The Fahey/Klein Gallery is pleased to present the exhibition, “Let’s Rock.” This group exhibition features Rock & Roll photographs from key image-makers including Harry Benson, Joel Brodsky, Danny Clinch, Henry Diltz, Barry Feinstein, Bob Gruen, Daniel Kramer, Gered Mankowitz, Ken Marcus, Jim Marshall, Jean Marie Perier, Herb Ritts, Norman Seeff, Laurie Lynn Stark, Frank Stefanko, Bruce Talamon, and Ellen von Unwerth.
The upcoming exhibition is a celebration of the genre of music-related images and the overall contribution these photographers have made to the evolution of the History of Photography. The genre of Rock & Roll photography continues to achieve prominence and gain recognition and was recently subject of the 2009 exhibition “Who Shot Rock & Roll: A Photographic History 1950 – Present” at the Brooklyn Museum of Art. The first major museum exhibit to document Rock & Roll photographs– this exhibition is still touring and receiving record attendance.

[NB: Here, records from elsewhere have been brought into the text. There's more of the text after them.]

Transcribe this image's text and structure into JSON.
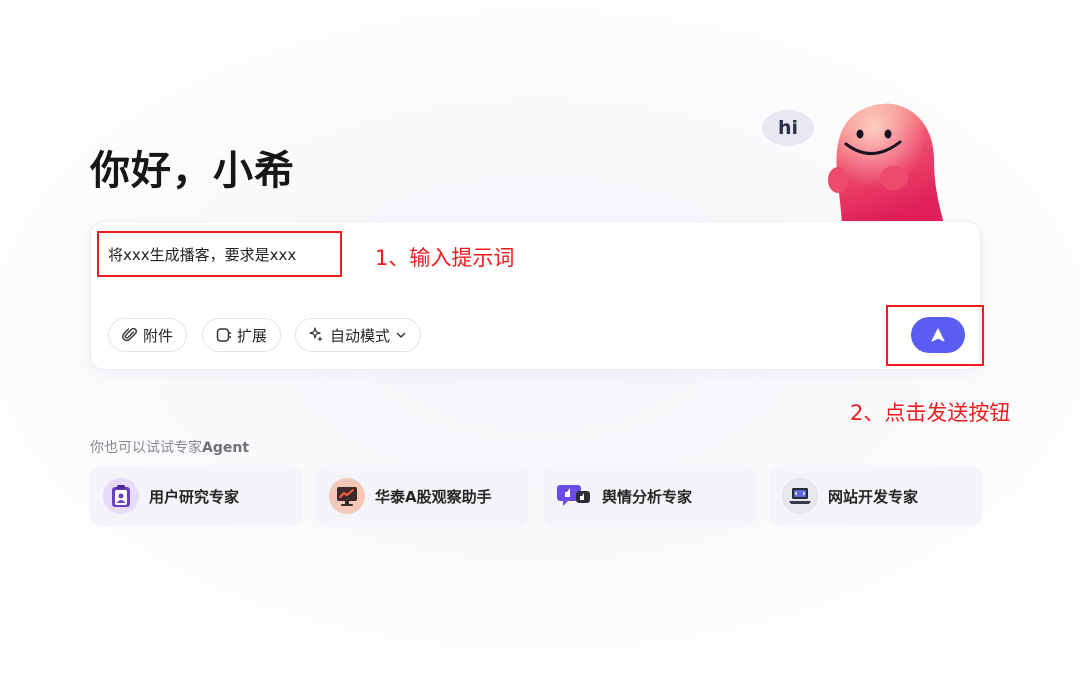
{
  "greeting": "你好，小希",
  "mascot": {
    "bubble_text": "hi"
  },
  "input": {
    "value": "将xxx生成播客，要求是xxx"
  },
  "toolbar": {
    "attach_label": "附件",
    "extend_label": "扩展",
    "mode_label": "自动模式"
  },
  "annotations": {
    "step1": "1、输入提示词",
    "step2": "2、点击发送按钮",
    "color": "#ee1c1c"
  },
  "experts": {
    "title_prefix": "你也可以试试专家",
    "title_suffix": "Agent",
    "items": [
      {
        "label": "用户研究专家",
        "icon": "clipboard-user-icon"
      },
      {
        "label": "华泰A股观察助手",
        "icon": "stock-chart-icon"
      },
      {
        "label": "舆情分析专家",
        "icon": "thumbs-up-chat-icon"
      },
      {
        "label": "网站开发专家",
        "icon": "laptop-code-icon"
      }
    ]
  },
  "colors": {
    "accent": "#5b5cf2",
    "mascot": "#f0506e"
  }
}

“From its earliest days, rock and roll was captured in photographs that personalized, and frequently eroticized, the musicians, creating a visual identity for the genre… The photographers were handmaidens to the rock-and-roll revolution, and their images communicate the social and cultural transformations that rock has fostered since the1950s.”- Gail Buckland “Who Shot Rock & Roll: A Photographic History: 1955 – Present” (Knopf, 2009)
The Fahey/Klein Gallery Miami exhibition includes revealing portraits and intimate backstage photographs taken behind the scenes, as well as exhilarating images that capture the energy, passion, style, and sex appeal of live performances in front of massive crowds. This show features classic rock images as well as contemporary shots of memorable and provocative music scenes: Harry Benson’s playful image of The Beatles’ pillow fight at the George V Hotel in Paris, Frank Stefanko’s confident Bruce Springsteen at the beginning of his career, Danny Clinch’s unguarded image of Eddie Vedder writing lyrics, Jim Marshall’s iconic shot of Johnny Cash flipping the bird to the camera while performing at San Quentin Prison in 1969, and Barry Feinstein’s image of fans peering into the window of Bob Dylan’s limousine. These images, seen and understood by millions, have become part of our cultural history and have played a role in shaping our cultural conscious.
March 13, 2015 – June 13, 2015